C. A. Beardmore, S. A. King and G. L. Monks, Disability Matters, (Lyddington: Call of Crows, 2018).

C. A. Beardmore and S. A. King, ‘Going Further: Pauper Letters’ Your Family History (August, 2017).

C. A. Beardmore, Steven King and Geoff Monks, ‘Going Further: Land Agents and their Records’, Letters’ Your Family History (February, 2017).

C. A. Beardmore, ‘The Rural Estate through the Eyes of the Land Agent: A Community in Microcosm’, Family and Community History 19:1 (April, 2016). 

C. A. Beardmore, ‘Landowner, Tenant and Agent on the Marquis of Anglesey’s Dorset and Somerset Estate 1814-1844’ Rural History (October 2015).


S. King, P. Carter, N. Carter, P. Jones and  C. A. Beardmore, In Their Own Write (McGill Queens, October, 2022).

C. A. Beardmore, (ed), Navigating the Nineteenth Century Institution: Workhouse and Asylum (Cambridge Scholars, 2022).

C. A. Beardmore, ‘Death, Grief, Dying and the Victorian GP: Edward Wrench 1862-1895’ , Midlands History (Autumn, 2022).

C. A. Beardmore, 'This Man Really is an Intolerable Pest'; Perceptions and Treatment of the Disabled in the Workhouse, 1834-1900, Family and Community History (December 2022).

Essay Prize

2018 winner of a Mansel Pleydell Essay Prize for The Marquis of Anglesey; Working and Social Relationships on the Dorset Estate c.1812-1844.


Death, Grief and the Victorian GP: A Case Study of Edward Wrench of Baslow, Derbyshire, 1862 - 1898 (2022-12)
Beardmore, Carol Anne
Midland History, 47(3) (pp. 313-330)

Editorial (2022)
Beardmore, Carol
Family & Community History, 25(1) (pp. 1-2)

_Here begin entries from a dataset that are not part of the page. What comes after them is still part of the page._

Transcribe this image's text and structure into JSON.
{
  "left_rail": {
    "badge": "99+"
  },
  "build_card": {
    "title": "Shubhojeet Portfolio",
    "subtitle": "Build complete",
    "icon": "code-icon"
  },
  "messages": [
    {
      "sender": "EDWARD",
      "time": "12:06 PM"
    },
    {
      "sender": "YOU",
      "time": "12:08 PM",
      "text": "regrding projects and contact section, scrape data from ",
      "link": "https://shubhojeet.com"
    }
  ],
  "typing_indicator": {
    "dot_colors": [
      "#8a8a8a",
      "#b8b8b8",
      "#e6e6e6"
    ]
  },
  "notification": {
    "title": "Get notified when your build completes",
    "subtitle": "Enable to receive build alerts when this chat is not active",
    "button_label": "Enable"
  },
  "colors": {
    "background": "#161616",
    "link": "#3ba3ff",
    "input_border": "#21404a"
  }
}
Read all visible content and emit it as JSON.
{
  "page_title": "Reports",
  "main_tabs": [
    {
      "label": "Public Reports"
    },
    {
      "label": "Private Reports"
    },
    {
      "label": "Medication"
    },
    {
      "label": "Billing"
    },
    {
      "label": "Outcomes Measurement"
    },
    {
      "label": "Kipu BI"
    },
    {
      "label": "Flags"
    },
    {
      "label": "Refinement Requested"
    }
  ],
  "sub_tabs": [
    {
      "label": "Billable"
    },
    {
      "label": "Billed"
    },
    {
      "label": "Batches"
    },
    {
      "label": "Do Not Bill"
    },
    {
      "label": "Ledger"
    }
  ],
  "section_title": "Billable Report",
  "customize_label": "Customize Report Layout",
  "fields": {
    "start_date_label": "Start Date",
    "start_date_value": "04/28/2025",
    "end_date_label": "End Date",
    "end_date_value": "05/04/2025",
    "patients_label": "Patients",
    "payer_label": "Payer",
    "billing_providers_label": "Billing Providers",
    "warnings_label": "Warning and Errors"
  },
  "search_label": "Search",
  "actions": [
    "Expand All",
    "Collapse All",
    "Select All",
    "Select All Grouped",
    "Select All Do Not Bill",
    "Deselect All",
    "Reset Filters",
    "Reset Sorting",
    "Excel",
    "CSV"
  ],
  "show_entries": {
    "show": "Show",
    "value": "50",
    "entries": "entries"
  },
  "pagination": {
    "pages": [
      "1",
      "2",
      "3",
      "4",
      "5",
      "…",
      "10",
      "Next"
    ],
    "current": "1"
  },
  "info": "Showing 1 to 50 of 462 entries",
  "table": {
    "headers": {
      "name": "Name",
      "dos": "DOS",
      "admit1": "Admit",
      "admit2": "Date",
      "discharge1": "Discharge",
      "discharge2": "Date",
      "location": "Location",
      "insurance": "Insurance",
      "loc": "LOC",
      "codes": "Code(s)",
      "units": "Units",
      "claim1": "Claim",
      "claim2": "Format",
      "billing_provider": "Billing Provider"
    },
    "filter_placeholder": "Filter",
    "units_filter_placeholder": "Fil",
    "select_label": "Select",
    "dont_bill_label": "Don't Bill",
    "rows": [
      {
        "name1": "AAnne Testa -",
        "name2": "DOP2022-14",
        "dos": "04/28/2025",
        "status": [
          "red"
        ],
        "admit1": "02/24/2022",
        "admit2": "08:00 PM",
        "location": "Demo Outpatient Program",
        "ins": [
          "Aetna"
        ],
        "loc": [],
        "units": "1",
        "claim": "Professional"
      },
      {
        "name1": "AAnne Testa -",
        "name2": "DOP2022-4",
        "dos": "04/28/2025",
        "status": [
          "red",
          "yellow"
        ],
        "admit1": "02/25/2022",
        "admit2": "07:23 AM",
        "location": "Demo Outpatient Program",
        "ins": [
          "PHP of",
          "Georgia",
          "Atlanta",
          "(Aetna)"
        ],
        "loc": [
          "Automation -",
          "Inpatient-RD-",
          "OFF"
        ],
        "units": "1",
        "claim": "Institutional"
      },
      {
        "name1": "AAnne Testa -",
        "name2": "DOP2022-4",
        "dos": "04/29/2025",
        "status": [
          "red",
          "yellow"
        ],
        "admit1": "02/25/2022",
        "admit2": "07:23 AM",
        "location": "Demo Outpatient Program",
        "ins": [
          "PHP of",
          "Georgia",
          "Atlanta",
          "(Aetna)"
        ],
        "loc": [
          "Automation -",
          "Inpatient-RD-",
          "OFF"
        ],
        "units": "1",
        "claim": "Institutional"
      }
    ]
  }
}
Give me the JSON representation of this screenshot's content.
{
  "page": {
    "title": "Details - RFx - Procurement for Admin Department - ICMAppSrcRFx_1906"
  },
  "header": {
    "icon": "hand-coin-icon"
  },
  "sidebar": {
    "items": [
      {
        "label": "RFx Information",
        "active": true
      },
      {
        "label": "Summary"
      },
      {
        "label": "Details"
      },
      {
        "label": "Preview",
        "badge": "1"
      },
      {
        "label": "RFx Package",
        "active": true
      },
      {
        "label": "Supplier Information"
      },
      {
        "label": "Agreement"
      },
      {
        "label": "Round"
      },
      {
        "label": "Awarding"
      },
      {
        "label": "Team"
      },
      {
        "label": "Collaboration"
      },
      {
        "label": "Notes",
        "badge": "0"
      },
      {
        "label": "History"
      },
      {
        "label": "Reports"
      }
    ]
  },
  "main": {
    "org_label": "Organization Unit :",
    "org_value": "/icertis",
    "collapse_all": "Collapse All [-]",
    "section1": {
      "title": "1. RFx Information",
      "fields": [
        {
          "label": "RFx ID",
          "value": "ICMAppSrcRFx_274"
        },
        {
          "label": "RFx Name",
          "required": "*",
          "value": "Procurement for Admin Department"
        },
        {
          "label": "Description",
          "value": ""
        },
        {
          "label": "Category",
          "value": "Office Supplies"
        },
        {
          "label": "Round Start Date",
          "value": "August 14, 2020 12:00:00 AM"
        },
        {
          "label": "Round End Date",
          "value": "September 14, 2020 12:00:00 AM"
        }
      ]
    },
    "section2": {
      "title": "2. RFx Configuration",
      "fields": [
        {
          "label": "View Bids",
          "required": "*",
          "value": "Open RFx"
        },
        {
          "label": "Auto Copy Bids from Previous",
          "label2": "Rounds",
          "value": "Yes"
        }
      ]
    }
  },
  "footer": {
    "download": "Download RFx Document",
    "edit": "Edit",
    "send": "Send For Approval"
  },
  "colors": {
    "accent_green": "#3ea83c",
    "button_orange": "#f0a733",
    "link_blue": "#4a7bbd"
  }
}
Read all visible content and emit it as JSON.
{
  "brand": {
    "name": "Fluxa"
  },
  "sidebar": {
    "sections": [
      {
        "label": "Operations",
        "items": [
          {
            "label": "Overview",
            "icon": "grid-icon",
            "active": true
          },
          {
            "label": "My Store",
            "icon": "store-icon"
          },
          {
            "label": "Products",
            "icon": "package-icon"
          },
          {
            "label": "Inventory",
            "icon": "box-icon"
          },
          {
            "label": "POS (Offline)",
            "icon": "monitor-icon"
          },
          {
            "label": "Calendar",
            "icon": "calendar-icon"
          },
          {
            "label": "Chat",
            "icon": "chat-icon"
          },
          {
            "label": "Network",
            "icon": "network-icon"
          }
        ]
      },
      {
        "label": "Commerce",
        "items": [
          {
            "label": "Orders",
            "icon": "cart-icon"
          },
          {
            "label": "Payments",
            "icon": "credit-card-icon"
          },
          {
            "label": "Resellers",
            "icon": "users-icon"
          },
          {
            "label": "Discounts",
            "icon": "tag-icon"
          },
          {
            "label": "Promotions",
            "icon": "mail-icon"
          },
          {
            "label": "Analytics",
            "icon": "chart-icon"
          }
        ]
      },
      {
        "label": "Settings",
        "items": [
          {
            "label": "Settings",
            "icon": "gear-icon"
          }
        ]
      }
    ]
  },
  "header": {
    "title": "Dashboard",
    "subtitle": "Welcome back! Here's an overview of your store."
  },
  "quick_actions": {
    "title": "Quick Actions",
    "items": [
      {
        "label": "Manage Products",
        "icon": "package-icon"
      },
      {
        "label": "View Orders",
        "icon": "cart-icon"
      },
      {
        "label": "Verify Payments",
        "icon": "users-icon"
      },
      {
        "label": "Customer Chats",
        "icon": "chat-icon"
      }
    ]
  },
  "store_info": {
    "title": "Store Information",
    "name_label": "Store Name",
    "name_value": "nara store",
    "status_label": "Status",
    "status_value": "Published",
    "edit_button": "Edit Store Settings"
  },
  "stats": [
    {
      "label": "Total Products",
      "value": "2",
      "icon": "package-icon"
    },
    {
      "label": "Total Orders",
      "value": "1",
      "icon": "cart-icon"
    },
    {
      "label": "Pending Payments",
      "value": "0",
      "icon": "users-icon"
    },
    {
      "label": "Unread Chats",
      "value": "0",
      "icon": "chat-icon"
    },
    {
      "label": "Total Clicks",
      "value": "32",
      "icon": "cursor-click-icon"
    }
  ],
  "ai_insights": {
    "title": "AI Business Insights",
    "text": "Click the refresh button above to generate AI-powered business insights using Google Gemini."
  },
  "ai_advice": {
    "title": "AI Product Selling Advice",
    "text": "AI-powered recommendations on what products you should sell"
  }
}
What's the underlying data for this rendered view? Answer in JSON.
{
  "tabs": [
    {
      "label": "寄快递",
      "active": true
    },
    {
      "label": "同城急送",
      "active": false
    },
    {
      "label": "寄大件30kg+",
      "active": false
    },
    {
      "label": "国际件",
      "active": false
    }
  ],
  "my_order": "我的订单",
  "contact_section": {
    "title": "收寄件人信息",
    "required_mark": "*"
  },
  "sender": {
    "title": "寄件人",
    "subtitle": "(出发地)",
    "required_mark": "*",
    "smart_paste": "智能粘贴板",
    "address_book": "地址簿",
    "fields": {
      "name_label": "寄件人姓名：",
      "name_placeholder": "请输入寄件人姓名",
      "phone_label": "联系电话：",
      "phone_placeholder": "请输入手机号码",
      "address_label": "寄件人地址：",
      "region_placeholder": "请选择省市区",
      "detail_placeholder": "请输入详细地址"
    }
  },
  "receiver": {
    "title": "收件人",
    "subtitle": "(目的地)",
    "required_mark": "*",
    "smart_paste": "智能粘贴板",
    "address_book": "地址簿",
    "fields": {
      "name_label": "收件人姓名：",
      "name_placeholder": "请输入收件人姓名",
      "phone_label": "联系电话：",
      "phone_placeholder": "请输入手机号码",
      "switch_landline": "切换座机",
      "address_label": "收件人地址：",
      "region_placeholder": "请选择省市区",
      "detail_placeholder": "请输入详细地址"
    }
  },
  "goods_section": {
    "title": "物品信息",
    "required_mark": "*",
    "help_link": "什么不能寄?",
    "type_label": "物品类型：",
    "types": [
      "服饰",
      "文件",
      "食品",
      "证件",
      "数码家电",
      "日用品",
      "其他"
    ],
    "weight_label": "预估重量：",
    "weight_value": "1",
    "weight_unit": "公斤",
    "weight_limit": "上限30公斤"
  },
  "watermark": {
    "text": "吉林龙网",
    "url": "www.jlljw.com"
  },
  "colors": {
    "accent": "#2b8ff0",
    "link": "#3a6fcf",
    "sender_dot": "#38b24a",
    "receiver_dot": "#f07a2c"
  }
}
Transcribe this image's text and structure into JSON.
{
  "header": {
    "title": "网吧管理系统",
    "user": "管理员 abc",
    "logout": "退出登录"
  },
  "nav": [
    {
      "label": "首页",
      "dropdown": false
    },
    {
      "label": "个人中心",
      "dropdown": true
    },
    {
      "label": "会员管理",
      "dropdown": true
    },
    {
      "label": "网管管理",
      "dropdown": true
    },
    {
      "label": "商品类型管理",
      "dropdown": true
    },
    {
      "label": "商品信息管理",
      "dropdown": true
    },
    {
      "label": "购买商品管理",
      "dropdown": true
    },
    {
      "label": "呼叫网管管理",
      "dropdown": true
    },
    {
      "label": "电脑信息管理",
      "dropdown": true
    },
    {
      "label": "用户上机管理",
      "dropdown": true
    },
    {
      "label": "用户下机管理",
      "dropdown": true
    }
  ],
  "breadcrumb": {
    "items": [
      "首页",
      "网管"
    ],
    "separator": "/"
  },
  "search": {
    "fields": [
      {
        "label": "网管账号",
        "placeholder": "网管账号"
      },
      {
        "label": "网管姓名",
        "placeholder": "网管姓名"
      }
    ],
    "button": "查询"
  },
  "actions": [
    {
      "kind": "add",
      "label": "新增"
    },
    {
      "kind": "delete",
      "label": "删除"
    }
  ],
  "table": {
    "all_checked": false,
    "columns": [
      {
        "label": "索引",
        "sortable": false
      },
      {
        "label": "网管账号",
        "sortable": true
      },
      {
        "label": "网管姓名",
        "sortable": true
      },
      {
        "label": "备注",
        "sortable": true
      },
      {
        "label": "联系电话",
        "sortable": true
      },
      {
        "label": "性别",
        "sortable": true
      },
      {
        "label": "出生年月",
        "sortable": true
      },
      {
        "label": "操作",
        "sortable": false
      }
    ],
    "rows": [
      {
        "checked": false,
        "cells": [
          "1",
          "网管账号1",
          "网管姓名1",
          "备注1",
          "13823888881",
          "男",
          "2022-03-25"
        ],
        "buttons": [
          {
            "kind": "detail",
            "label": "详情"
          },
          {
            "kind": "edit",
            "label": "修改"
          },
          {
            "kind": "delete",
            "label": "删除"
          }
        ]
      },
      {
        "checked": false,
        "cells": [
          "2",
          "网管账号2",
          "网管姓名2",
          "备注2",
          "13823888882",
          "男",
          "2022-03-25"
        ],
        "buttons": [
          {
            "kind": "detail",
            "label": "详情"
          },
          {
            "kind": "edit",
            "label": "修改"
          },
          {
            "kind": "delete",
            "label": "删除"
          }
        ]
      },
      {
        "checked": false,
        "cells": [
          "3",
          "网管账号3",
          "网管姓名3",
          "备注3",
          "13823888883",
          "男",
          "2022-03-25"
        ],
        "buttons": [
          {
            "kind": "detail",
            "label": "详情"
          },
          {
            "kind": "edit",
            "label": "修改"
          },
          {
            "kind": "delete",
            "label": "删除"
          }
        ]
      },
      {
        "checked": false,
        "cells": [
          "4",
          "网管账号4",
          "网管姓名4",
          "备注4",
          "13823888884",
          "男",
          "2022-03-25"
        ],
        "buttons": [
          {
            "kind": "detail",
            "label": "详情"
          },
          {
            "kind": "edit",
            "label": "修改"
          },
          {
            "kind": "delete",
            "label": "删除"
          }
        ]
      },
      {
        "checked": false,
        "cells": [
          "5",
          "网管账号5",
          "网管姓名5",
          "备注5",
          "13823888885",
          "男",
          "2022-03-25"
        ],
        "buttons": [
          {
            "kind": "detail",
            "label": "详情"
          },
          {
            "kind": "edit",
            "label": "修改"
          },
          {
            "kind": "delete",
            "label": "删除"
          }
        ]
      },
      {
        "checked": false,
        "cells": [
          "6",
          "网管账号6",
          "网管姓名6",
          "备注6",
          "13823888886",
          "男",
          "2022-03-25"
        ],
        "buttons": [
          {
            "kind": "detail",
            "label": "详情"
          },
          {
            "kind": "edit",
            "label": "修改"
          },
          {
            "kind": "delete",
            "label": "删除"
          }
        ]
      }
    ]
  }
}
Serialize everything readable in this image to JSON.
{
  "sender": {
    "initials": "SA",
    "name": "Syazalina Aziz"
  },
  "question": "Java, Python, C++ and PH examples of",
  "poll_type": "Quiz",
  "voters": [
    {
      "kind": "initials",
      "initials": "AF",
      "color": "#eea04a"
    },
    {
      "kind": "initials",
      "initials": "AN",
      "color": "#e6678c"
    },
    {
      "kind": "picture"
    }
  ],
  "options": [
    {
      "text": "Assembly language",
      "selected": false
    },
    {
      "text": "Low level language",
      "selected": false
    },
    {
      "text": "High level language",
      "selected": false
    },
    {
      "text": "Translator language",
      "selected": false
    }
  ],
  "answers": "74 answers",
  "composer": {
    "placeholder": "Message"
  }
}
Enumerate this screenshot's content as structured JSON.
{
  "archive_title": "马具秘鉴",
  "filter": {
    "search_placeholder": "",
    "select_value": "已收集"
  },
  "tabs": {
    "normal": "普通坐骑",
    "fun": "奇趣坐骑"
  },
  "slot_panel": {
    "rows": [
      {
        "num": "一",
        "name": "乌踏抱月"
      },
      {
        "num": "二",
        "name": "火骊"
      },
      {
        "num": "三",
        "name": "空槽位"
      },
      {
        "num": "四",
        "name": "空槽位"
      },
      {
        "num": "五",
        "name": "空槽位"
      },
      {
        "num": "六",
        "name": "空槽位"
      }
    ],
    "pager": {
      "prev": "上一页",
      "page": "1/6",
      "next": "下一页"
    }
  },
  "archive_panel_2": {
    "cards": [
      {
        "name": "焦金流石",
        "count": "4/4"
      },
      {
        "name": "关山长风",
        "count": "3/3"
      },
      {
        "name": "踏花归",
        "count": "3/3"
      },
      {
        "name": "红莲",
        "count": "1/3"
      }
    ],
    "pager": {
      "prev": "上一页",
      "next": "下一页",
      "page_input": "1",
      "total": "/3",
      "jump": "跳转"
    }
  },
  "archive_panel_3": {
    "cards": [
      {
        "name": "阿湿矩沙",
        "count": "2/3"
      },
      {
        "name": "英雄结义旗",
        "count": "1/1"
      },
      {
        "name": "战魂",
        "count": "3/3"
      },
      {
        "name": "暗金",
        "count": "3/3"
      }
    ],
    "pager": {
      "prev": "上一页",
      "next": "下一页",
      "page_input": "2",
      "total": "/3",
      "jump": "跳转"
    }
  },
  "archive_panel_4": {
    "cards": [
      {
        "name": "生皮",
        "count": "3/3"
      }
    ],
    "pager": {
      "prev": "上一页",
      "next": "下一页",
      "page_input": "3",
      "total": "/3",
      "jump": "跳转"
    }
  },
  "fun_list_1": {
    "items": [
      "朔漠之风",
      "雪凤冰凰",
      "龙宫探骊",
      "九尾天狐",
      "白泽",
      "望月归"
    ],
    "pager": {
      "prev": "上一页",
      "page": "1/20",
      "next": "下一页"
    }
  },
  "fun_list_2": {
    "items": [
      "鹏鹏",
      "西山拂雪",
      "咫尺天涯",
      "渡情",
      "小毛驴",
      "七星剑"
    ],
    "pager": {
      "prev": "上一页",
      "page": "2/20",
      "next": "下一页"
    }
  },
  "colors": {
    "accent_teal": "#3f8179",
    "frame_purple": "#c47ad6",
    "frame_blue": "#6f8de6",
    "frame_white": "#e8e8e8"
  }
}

‘This Man is Really an Intolerable Pest’: Perceptions and Treatment of the Disabled in the Workhouse, 1834–1900 (2022)
Beardmore, Carol
Family & Community History, 25(2) (pp. 121-139)